A few years back I was training to get into an Atlantic rowing squad. Long story short, I didn’t end up doing this and instead went to Finland to train as a wilderness guide.
I did the 24 hour row before meeting Sam and Levin, to show i was serious about joining the team.
The gym was a 24 hour gym, so this wasn’t a problem, but, not surprisingly they weren’t too impressed with my suggestion of sleeping in their staff room during the night (legal reasons or some mumbo jumbo). So I booked a b n b only a 3 minute cycle ride away down the road.
I had done a few 2 hour rows in my training thus far, which is fairly painful in itself. The thought of doing 6×2 hour rows over a 24 hour period was daunting. I can’t remember the exact times, but after checking in at the B n B down the road, I cycled over to the gym to start on the afternoon of Saturday the 29th March. I didn’t know what to expect, I tried to keep the strokes and the motion as smooth as possible, saving energy for later if needed, I didn’t want to burn out. But what I was worried about most was, you guessed it, getting a painfully sore butt!
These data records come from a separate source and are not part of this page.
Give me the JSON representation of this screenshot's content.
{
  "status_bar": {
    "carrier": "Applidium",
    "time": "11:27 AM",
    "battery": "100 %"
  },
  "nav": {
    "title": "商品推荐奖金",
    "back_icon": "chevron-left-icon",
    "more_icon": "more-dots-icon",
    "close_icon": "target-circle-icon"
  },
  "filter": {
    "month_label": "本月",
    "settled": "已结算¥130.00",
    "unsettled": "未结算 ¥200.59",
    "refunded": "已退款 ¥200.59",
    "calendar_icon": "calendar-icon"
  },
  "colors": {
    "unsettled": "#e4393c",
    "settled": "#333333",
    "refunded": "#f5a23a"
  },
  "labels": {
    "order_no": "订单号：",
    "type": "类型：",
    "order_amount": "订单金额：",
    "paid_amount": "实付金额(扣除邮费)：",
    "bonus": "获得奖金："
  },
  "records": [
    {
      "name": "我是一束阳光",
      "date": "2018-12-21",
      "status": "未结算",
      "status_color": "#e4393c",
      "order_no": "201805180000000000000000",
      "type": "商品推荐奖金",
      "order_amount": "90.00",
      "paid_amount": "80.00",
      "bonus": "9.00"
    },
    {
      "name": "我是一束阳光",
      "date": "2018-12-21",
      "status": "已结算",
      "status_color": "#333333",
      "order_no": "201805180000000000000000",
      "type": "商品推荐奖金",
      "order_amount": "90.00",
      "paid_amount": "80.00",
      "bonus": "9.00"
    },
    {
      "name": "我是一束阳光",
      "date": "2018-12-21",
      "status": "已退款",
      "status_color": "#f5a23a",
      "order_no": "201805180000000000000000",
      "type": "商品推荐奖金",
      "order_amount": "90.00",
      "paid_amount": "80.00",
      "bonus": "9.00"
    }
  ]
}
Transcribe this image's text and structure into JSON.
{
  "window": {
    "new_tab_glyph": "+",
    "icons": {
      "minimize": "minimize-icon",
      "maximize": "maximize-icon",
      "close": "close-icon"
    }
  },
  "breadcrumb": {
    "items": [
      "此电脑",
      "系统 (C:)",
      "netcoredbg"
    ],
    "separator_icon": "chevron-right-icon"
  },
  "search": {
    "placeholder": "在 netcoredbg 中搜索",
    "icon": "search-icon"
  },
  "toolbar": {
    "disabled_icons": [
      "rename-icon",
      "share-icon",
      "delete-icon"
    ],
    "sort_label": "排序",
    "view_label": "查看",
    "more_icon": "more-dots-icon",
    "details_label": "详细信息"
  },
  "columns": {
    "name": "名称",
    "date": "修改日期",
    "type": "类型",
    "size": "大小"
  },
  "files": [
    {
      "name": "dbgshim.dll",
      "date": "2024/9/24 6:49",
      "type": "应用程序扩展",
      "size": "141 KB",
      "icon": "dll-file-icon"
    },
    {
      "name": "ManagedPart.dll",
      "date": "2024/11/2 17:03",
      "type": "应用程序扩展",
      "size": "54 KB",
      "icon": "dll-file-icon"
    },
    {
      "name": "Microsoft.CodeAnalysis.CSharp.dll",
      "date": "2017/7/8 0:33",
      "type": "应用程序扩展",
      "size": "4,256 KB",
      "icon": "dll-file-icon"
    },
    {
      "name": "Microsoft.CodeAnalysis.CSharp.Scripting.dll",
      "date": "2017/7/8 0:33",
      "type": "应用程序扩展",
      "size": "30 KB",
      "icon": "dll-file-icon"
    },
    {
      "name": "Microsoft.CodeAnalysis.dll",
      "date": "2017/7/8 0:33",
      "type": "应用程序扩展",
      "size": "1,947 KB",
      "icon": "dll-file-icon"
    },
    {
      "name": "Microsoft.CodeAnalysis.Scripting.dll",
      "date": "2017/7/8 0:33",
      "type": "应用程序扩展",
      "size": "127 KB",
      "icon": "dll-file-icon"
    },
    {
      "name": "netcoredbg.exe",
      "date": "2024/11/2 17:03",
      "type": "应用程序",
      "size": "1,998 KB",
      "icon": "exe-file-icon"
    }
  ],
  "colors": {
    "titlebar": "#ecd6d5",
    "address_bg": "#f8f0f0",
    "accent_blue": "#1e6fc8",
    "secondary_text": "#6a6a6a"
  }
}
The first two hours were’nt too bad, butt was hurting, but nothing to call home about. I went back to the BnB, ate some food and slept for around an hour and a half. Waking up to continue the next shift. 1 down, 5 to go. Waking up was ok, ‘I’ve got this’ I thought to myself. After another quick snack and something to drink I cycled back over to the gym. Got back on the same rowing machine and got to it. This process was repeated throughout the night. The deeper into the night I got, the harder it was to wake, the more painful it was to row, and in the early hours, it was the toughest. My eyes felt heavy as I rowed, my ass was screeching at me. It felt strangely like a lucid dream, and I almost felt as if I was just observing myself rowing from 3rd person. But I cracked on. Who uses the gym at 2am-4am in the morning? Well a whole range of people it seems. I was amazed how many gym goers trickled in and out throughout the night.
The rising sun was my saving grace, picking me by the scruff of the neck and giving me a good psychological slap round the face. I gawped from the relative comfort of the rowing machine as the sky ebbed its way from black to azure to tangerine. People who were in the gym the previous evening were back to the gym for a morning session. I checked out of the B n B and spent the remaining breaks in a nearby park, sat on the grass eating avocados and bananas whilst watching a boisterous sunday league football game, kids playing frisbee and some mexicans chatting on the phone. I felt good now and only had a couple more stints on the rower.
The pace continued to be slow, but I expected that, and the bum was sore, I expected that too. So I continued what I had been doing for the last 18 hours or so, pushing on and getting the thing done. By now, and for much of the time rowing, I would alter the position and rowing technique to try and take the soreness of the butt away. The prospect of now rowing an ocean, rowing 2 hours then resting 2 hours, 24 hours a day for 40 – 120 days seemed much more of a challenge rather than a blissful mirage of daydream montages.
When the 24 hours were complete, I simply stopped rowing and sat there in silence for a bit, smiling to myself as sweaty grunting gym bodies moved around me. I had made it. Although different to the sea, I now had a better idea of rowing an ocean. But i didn’t dwell on this thought for too long, but I knew I could do it.